How this ruling can be considered legal shows how totally distorted our government has become. We the people did not elect corporations to represent us and this is also true of unions that only represent a microcosm of people that pay them to represent them and their own interests. It is a sad day for our wonderful country when we are so easily pushed aside to give precedence to the power and influence of corporations and corruption filled unions.
—Marion Oyer, Bags Unlimited
We are a government of, by and for the people. Corporations are not people. If we have decided that corporations are people, then we might as well all stop voting and just let the corporations govern us, because corporations by nature will always have more money than citizens will. Do we really want to sell our government to the highest bidder?
—Fred Dewey, CEO, Kachingle Inc.
I can't imagine the rationale that allowed this ruling. Conversely, we are taught that the formation of the corporation separates persons from the entity so that the person is not liable for the corporate actions. How can you possibly trample that principle by now suggesting that corporations are people? Not only is this an incredible affront to that long-held principle, but obviously a dangerous one that now puts us in the position of being able to "purchase" a president. Is that really the way this great, proud, free democracy wants to choose its leaders?
—Alan R. Ziegler; Rochester Area Business Ethics Foundation
The court seems focused on legal technicalities and unconcerned with the practical consequences of its decision. We already have a plutocracy and seem to be moving rapidly to an oligarchy. Allowing unlimited corporate funding assures that the politicians will be utterly owned and controlled by the corporations. The current election spending far outstrips what the rank and file electorate could possibly provide. So to whom will the political winners be indebted? In previous cases the court has argued that if Congress disagrees, it can change the law. How many Congress persons will change the law to risk shutting down their personal payments? It’s the "Gilded Age" revisited. I fear the ultimate consequence will be near permanently to cripple our economy, perhaps with a real depression as the dénouement. The golden goose of the American economy and the American Dream may already be dead. If so, the Supreme Court can take some credit for the deed.
This ruling ensures that elections go to the highest bidder. That can't be what we want.
—David Lamb, Rochester
I guess freedom of speech is one thing but huge contributions amount to buying the candidate and is repeated so they get reelected. I hope we can find a better way of financing elections that is fair to all and does not have the public paying for it thorough taxes.
This guarantees the takeover of our political system by big money interests - and that will NOT benefit American society in the long run!
—Paul Haney, Rochester
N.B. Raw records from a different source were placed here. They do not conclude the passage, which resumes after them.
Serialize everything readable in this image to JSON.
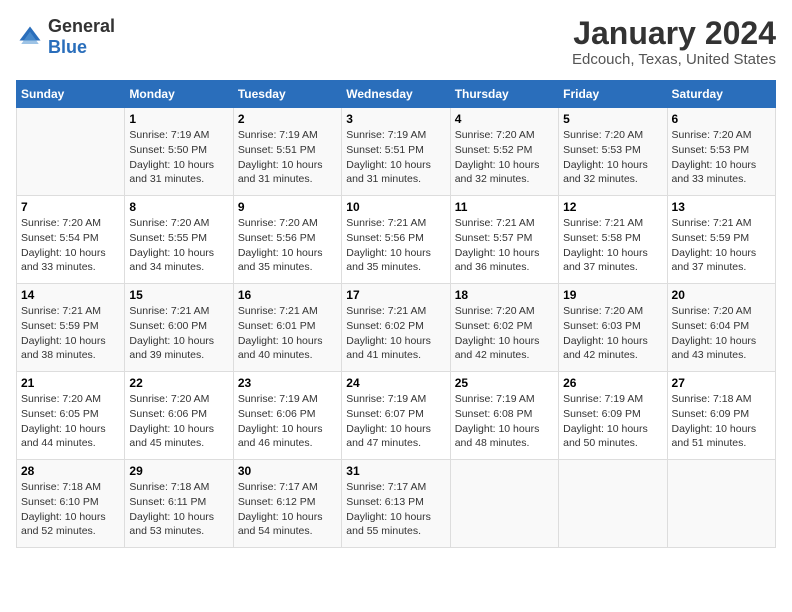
{
  "header": {
    "logo_general": "General",
    "logo_blue": "Blue",
    "main_title": "January 2024",
    "subtitle": "Edcouch, Texas, United States"
  },
  "calendar": {
    "weekdays": [
      "Sunday",
      "Monday",
      "Tuesday",
      "Wednesday",
      "Thursday",
      "Friday",
      "Saturday"
    ],
    "weeks": [
      [
        {
          "day": "",
          "detail": ""
        },
        {
          "day": "1",
          "detail": "Sunrise: 7:19 AM\nSunset: 5:50 PM\nDaylight: 10 hours\nand 31 minutes."
        },
        {
          "day": "2",
          "detail": "Sunrise: 7:19 AM\nSunset: 5:51 PM\nDaylight: 10 hours\nand 31 minutes."
        },
        {
          "day": "3",
          "detail": "Sunrise: 7:19 AM\nSunset: 5:51 PM\nDaylight: 10 hours\nand 31 minutes."
        },
        {
          "day": "4",
          "detail": "Sunrise: 7:20 AM\nSunset: 5:52 PM\nDaylight: 10 hours\nand 32 minutes."
        },
        {
          "day": "5",
          "detail": "Sunrise: 7:20 AM\nSunset: 5:53 PM\nDaylight: 10 hours\nand 32 minutes."
        },
        {
          "day": "6",
          "detail": "Sunrise: 7:20 AM\nSunset: 5:53 PM\nDaylight: 10 hours\nand 33 minutes."
        }
      ],
      [
        {
          "day": "7",
          "detail": "Sunrise: 7:20 AM\nSunset: 5:54 PM\nDaylight: 10 hours\nand 33 minutes."
        },
        {
          "day": "8",
          "detail": "Sunrise: 7:20 AM\nSunset: 5:55 PM\nDaylight: 10 hours\nand 34 minutes."
        },
        {
          "day": "9",
          "detail": "Sunrise: 7:20 AM\nSunset: 5:56 PM\nDaylight: 10 hours\nand 35 minutes."
        },
        {
          "day": "10",
          "detail": "Sunrise: 7:21 AM\nSunset: 5:56 PM\nDaylight: 10 hours\nand 35 minutes."
        },
        {
          "day": "11",
          "detail": "Sunrise: 7:21 AM\nSunset: 5:57 PM\nDaylight: 10 hours\nand 36 minutes."
        },
        {
          "day": "12",
          "detail": "Sunrise: 7:21 AM\nSunset: 5:58 PM\nDaylight: 10 hours\nand 37 minutes."
        },
        {
          "day": "13",
          "detail": "Sunrise: 7:21 AM\nSunset: 5:59 PM\nDaylight: 10 hours\nand 37 minutes."
        }
      ],
      [
        {
          "day": "14",
          "detail": "Sunrise: 7:21 AM\nSunset: 5:59 PM\nDaylight: 10 hours\nand 38 minutes."
        },
        {
          "day": "15",
          "detail": "Sunrise: 7:21 AM\nSunset: 6:00 PM\nDaylight: 10 hours\nand 39 minutes."
        },
        {
          "day": "16",
          "detail": "Sunrise: 7:21 AM\nSunset: 6:01 PM\nDaylight: 10 hours\nand 40 minutes."
        },
        {
          "day": "17",
          "detail": "Sunrise: 7:21 AM\nSunset: 6:02 PM\nDaylight: 10 hours\nand 41 minutes."
        },
        {
          "day": "18",
          "detail": "Sunrise: 7:20 AM\nSunset: 6:02 PM\nDaylight: 10 hours\nand 42 minutes."
        },
        {
          "day": "19",
          "detail": "Sunrise: 7:20 AM\nSunset: 6:03 PM\nDaylight: 10 hours\nand 42 minutes."
        },
        {
          "day": "20",
          "detail": "Sunrise: 7:20 AM\nSunset: 6:04 PM\nDaylight: 10 hours\nand 43 minutes."
        }
      ],
      [
        {
          "day": "21",
          "detail": "Sunrise: 7:20 AM\nSunset: 6:05 PM\nDaylight: 10 hours\nand 44 minutes."
        },
        {
          "day": "22",
          "detail": "Sunrise: 7:20 AM\nSunset: 6:06 PM\nDaylight: 10 hours\nand 45 minutes."
        },
        {
          "day": "23",
          "detail": "Sunrise: 7:19 AM\nSunset: 6:06 PM\nDaylight: 10 hours\nand 46 minutes."
        },
        {
          "day": "24",
          "detail": "Sunrise: 7:19 AM\nSunset: 6:07 PM\nDaylight: 10 hours\nand 47 minutes."
        },
        {
          "day": "25",
          "detail": "Sunrise: 7:19 AM\nSunset: 6:08 PM\nDaylight: 10 hours\nand 48 minutes."
        },
        {
          "day": "26",
          "detail": "Sunrise: 7:19 AM\nSunset: 6:09 PM\nDaylight: 10 hours\nand 50 minutes."
        },
        {
          "day": "27",
          "detail": "Sunrise: 7:18 AM\nSunset: 6:09 PM\nDaylight: 10 hours\nand 51 minutes."
        }
      ],
      [
        {
          "day": "28",
          "detail": "Sunrise: 7:18 AM\nSunset: 6:10 PM\nDaylight: 10 hours\nand 52 minutes."
        },
        {
          "day": "29",
          "detail": "Sunrise: 7:18 AM\nSunset: 6:11 PM\nDaylight: 10 hours\nand 53 minutes."
        },
        {
          "day": "30",
          "detail": "Sunrise: 7:17 AM\nSunset: 6:12 PM\nDaylight: 10 hours\nand 54 minutes."
        },
        {
          "day": "31",
          "detail": "Sunrise: 7:17 AM\nSunset: 6:13 PM\nDaylight: 10 hours\nand 55 minutes."
        },
        {
          "day": "",
          "detail": ""
        },
        {
          "day": "",
          "detail": ""
        },
        {
          "day": "",
          "detail": ""
        }
      ]
    ]
  }
}
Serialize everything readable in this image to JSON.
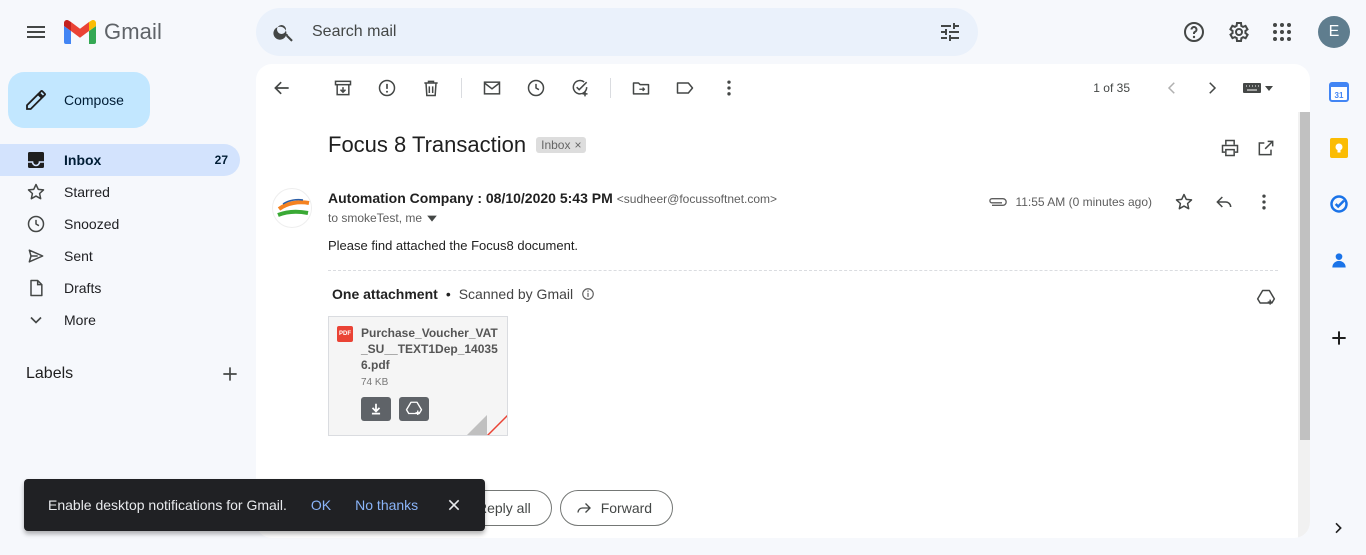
{
  "app": {
    "name": "Gmail",
    "avatar_letter": "E"
  },
  "search": {
    "placeholder": "Search mail"
  },
  "compose": {
    "label": "Compose"
  },
  "sidebar": {
    "items": [
      {
        "label": "Inbox",
        "count": "27",
        "icon": "inbox-icon",
        "active": true
      },
      {
        "label": "Starred",
        "count": "",
        "icon": "star-icon"
      },
      {
        "label": "Snoozed",
        "count": "",
        "icon": "clock-icon"
      },
      {
        "label": "Sent",
        "count": "",
        "icon": "send-icon"
      },
      {
        "label": "Drafts",
        "count": "",
        "icon": "draft-icon"
      },
      {
        "label": "More",
        "count": "",
        "icon": "chevron-down-icon"
      }
    ],
    "labels_title": "Labels"
  },
  "toolbar": {
    "pager": "1 of 35"
  },
  "email": {
    "subject": "Focus 8 Transaction",
    "label_badge": "Inbox",
    "sender_name": "Automation Company : 08/10/2020 5:43 PM",
    "sender_email": "<sudheer@focussoftnet.com>",
    "to": "to smokeTest, me",
    "time": "11:55 AM (0 minutes ago)",
    "body": "Please find attached the Focus8 document.",
    "attachments_title": "One attachment",
    "scanned": "Scanned by Gmail",
    "attachment": {
      "name": "Purchase_Voucher_VAT_SU__TEXT1Dep_140356.pdf",
      "size": "74 KB",
      "type_badge": "PDF"
    }
  },
  "reply": {
    "reply_all": "Reply all",
    "forward": "Forward"
  },
  "snackbar": {
    "text": "Enable desktop notifications for Gmail.",
    "ok": "OK",
    "no_thanks": "No thanks"
  },
  "colors": {
    "accent": "#0b57d0",
    "compose_bg": "#c2e7ff",
    "active_nav": "#d3e3fd",
    "background": "#f6f8fc"
  }
}
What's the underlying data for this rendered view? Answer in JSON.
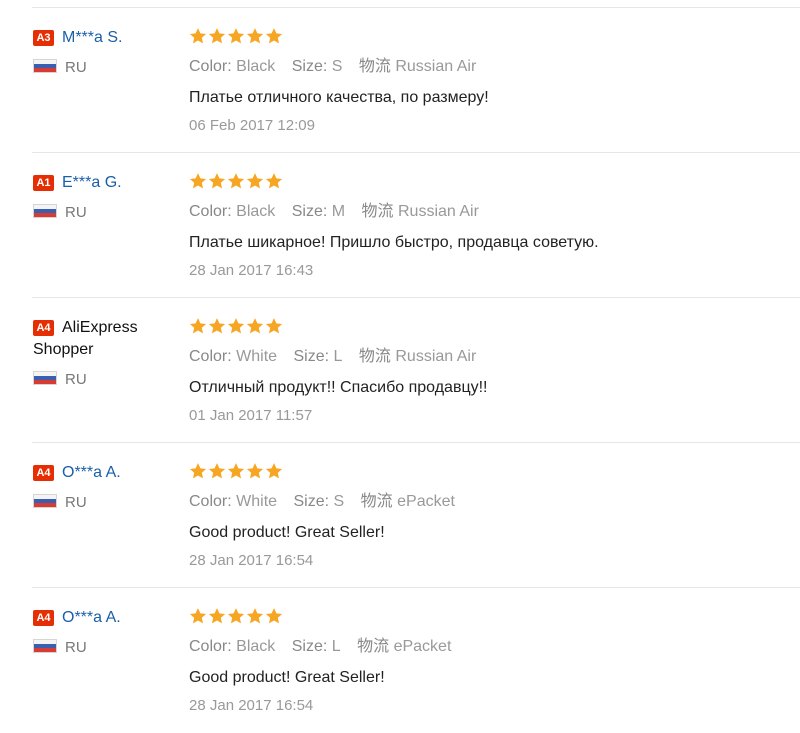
{
  "reviews": [
    {
      "badge": "A3",
      "name": "M***a S.",
      "name_color": "link",
      "country": "RU",
      "rating": 5,
      "color_label": "Color:",
      "color": "Black",
      "size_label": "Size:",
      "size": "S",
      "shipping_label": "物流",
      "shipping": "Russian Air",
      "text": "Платье отличного качества, по размеру!",
      "date": "06 Feb 2017 12:09"
    },
    {
      "badge": "A1",
      "name": "E***a G.",
      "name_color": "link",
      "country": "RU",
      "rating": 5,
      "color_label": "Color:",
      "color": "Black",
      "size_label": "Size:",
      "size": "M",
      "shipping_label": "物流",
      "shipping": "Russian Air",
      "text": "Платье шикарное! Пришло быстро, продавца советую.",
      "date": "28 Jan 2017 16:43"
    },
    {
      "badge": "A4",
      "name": "AliExpress Shopper",
      "name_color": "plain",
      "country": "RU",
      "rating": 5,
      "color_label": "Color:",
      "color": "White",
      "size_label": "Size:",
      "size": "L",
      "shipping_label": "物流",
      "shipping": "Russian Air",
      "text": "Отличный продукт!! Спасибо продавцу!!",
      "date": "01 Jan 2017 11:57"
    },
    {
      "badge": "A4",
      "name": "O***a A.",
      "name_color": "link",
      "country": "RU",
      "rating": 5,
      "color_label": "Color:",
      "color": "White",
      "size_label": "Size:",
      "size": "S",
      "shipping_label": "物流",
      "shipping": "ePacket",
      "text": "Good product! Great Seller!",
      "date": "28 Jan 2017 16:54"
    },
    {
      "badge": "A4",
      "name": "O***a A.",
      "name_color": "link",
      "country": "RU",
      "rating": 5,
      "color_label": "Color:",
      "color": "Black",
      "size_label": "Size:",
      "size": "L",
      "shipping_label": "物流",
      "shipping": "ePacket",
      "text": "Good product! Great Seller!",
      "date": "28 Jan 2017 16:54"
    }
  ],
  "colors": {
    "star": "#f6a623",
    "badge": "#e62e04",
    "link": "#1a5fa8"
  },
  "icons": {
    "star": "star-icon",
    "flag": "russia-flag-icon"
  }
}
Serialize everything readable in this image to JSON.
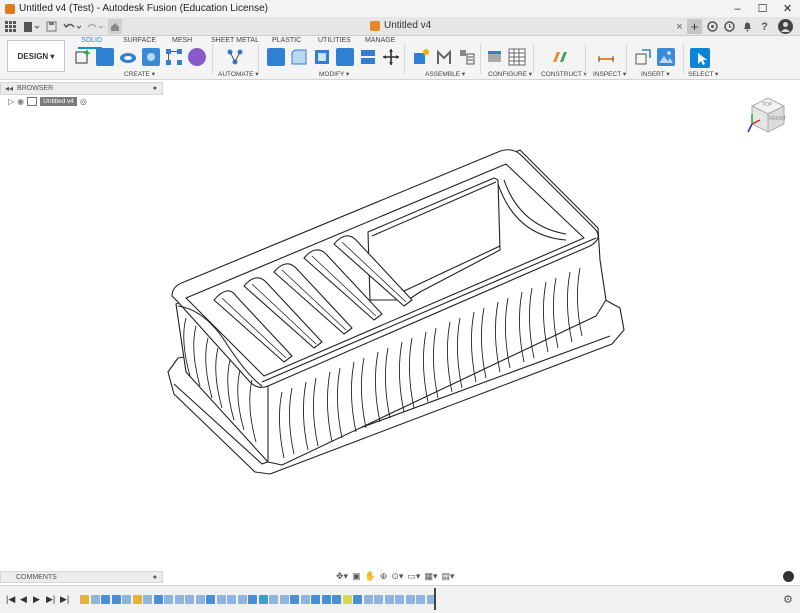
{
  "window": {
    "title": "Untitled v4 (Test) - Autodesk Fusion (Education License)",
    "minimize": "–",
    "maximize": "☐",
    "close": "✕"
  },
  "tabbar": {
    "doc_tab_label": "Untitled v4",
    "doc_tab_close": "×",
    "new_tab": "+",
    "help": "?"
  },
  "ribbon": {
    "workspace": "DESIGN ▾",
    "tabs": [
      "SOLID",
      "SURFACE",
      "MESH",
      "SHEET METAL",
      "PLASTIC",
      "UTILITIES",
      "MANAGE"
    ],
    "active_tab": "SOLID",
    "groups": [
      "CREATE ▾",
      "AUTOMATE ▾",
      "MODIFY ▾",
      "ASSEMBLE ▾",
      "CONFIGURE ▾",
      "CONSTRUCT ▾",
      "INSPECT ▾",
      "INSERT ▾",
      "SELECT ▾"
    ],
    "accent": "#0696d7"
  },
  "browser": {
    "title": "BROWSER",
    "root_item": "Untitled v4"
  },
  "viewcube": {
    "face_front": "FRONT",
    "face_top": "TOP"
  },
  "comments": {
    "title": "COMMENTS"
  }
}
Regulating political speech just creates more problems. David Axelrod says he wants to amend the First Amendment. How? By replacing "free" with "fair"? Imagine if the First Amendment allowed only "fair" speech, "fair" religion and “fair" press? If you think money matters now, what would it be like if Obama or Bush or Mr. Morsi decided what was fair? No, thank you. More speech please.
—Peter Durant, Nixon Peabody
To state that the Founding Fathers intended the Bill of Rights to apply to artificial legal constructs such as corporations, giving them the same standing as the rights of individual citizens, is absurd.
—Jim Bertolone, Rochester AFL-CIO
Anyone has the right to contribute to political parties. I just wish I had more to contribute! If unions can contribute, why can't corporations?
6/29/12 (c) 2012 Rochester Business Journal. To obtain permission to reprint this article, call 585-546-8303 or email email@example.com.